The idea that a president’s power to nominate a candidate would expire simply because it’s his last year in office would make no sense if we applied it to any of the other powers that the executive has. For example, is the president no longer permitted to act as Commander in Chief just because it’s his last year of office?

In fairness to the Senate, what they are saying is that this isn’t a unilateral decision, and that they have the power to give their advice and consent with regard to the nominee, and ultimately they have to confirm. Over the course of our nation’s history there have been twenty-four times in which a president has nominated and the Senate has confirmed a Supreme Court Justice in the last year of the president’s term. So, the current Senate really can’t cite to past practice.

What must be going on here is that the Senate, for completely political reasons, which I resist as a constitutionalist, is saying this would so dramatically alter the balance of the Court that they want to hold out hope that a Republican president will be elected, so they are going to prevent President Obama from creating a fifth liberal vote on the Court.

Naeem Crawford-Muhammad (NCM): Earlier this week [Associate] Justice Clarence Thomas spoke in oral arguments for Voisine v. United States, which was the first time he has spoken in over a decade. What do you think this signals for his role in the Court?

KY: I want to put an asterisk on this. He did break his silence once in 2012, but only to take a dig at [Justice Thomas’ and my] alma mater, Yale Law School, to say that a degree from Yale isn’t worth the paper that it’s printed on. But you are quite right that this is the first time in a decade that he asked substantive questions.

Justice Thomas has been elliptical as to why he remains silent on the Court. On his early days on the Court, he has said it was because he was self-conscious of his Gullah dialect. His later reasoning has been that oral arguments are for the litigants and that his colleagues interrupted them too much, and he was there to listen to them talk.

I am speculating, but I think that one of the reasons that he may becoming more vocal now, based on the timing of Justice Scalia’s death and his questioning in oral arguments, is that maybe he feels that he needs to be the torchbearer now for the Originalist, conservative voice that Justice Scalia was. Without being overly sentimental about it, there is sense in which he is carrying on his fellow traveler’s and friend’s legacy now that Justice Scalia is unable to speak.

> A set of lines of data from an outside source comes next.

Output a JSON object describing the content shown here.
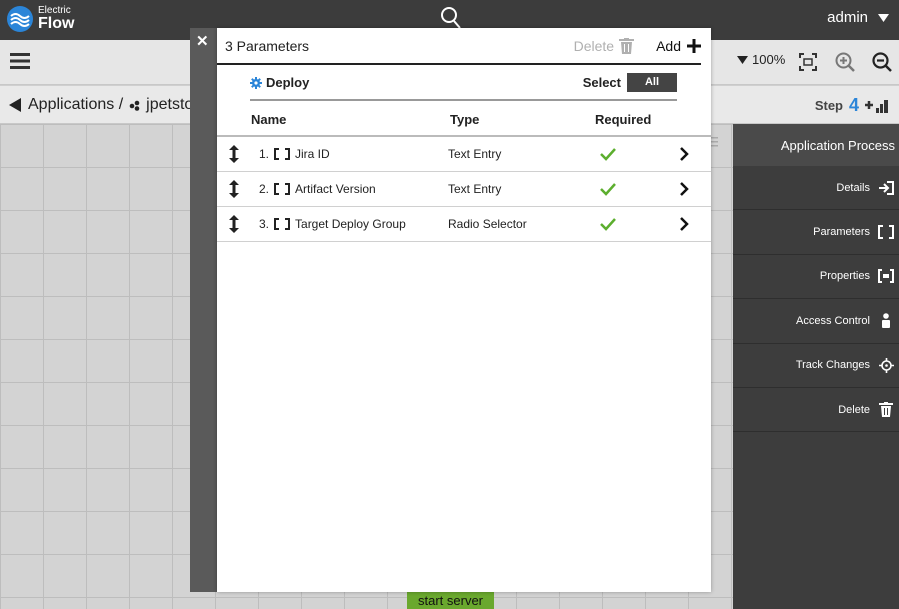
{
  "app": {
    "logo_small": "Electric",
    "logo_big": "Flow",
    "user": "admin"
  },
  "toolbar": {
    "zoom": "100%"
  },
  "breadcrumb": {
    "root": "Applications /",
    "current": "jpetsto"
  },
  "step": {
    "label": "Step",
    "number": "4"
  },
  "canvas": {
    "node_label": "start server"
  },
  "rightpanel": {
    "title": "Application Process",
    "items": [
      {
        "label": "Details",
        "icon": "arrow-into-box-icon"
      },
      {
        "label": "Parameters",
        "icon": "brackets-icon"
      },
      {
        "label": "Properties",
        "icon": "properties-icon"
      },
      {
        "label": "Access Control",
        "icon": "user-icon"
      },
      {
        "label": "Track Changes",
        "icon": "crosshair-icon"
      },
      {
        "label": "Delete",
        "icon": "trash-icon"
      }
    ]
  },
  "modal": {
    "count_label": "3 Parameters",
    "delete_label": "Delete",
    "add_label": "Add",
    "process_name": "Deploy",
    "select_label": "Select",
    "all_label": "All",
    "columns": {
      "name": "Name",
      "type": "Type",
      "required": "Required"
    },
    "rows": [
      {
        "index": "1.",
        "name": "Jira ID",
        "type": "Text Entry",
        "required": true
      },
      {
        "index": "2.",
        "name": "Artifact Version",
        "type": "Text Entry",
        "required": true
      },
      {
        "index": "3.",
        "name": "Target Deploy Group",
        "type": "Radio Selector",
        "required": true
      }
    ]
  },
  "colors": {
    "accent_blue": "#2b85d8",
    "check_green": "#5cae2e",
    "topbar": "#3c3c3c",
    "node_green": "#6aa82e"
  }
}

NCM:  [Is there] anyone affiliated with NYU Law that you think could be a possible nominee by President Obama?

KY: Raymond Lohier, an NYU Alum who sits on the Second Circuit, has been discussed by SCOTUS Blog, which I think is one of the most reliable places to look. I think that he would be a possible choice.

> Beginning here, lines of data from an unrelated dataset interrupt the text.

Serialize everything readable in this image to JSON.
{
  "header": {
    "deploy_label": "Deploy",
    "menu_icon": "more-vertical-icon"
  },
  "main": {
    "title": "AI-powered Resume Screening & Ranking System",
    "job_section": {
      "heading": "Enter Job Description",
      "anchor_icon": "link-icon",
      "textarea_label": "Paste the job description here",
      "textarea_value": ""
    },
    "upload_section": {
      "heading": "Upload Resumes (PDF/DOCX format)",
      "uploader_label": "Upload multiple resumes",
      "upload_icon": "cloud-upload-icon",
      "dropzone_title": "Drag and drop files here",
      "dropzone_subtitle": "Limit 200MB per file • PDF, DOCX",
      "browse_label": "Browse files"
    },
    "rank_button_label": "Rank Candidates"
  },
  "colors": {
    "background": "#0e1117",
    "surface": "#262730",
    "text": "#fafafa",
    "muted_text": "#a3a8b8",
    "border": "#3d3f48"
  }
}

Editor’s note: The Commentator also reached out to Professors Rachel Barkow and Scott Hemphill, who clerked for Justice Scalia, but they were unavailable for comment.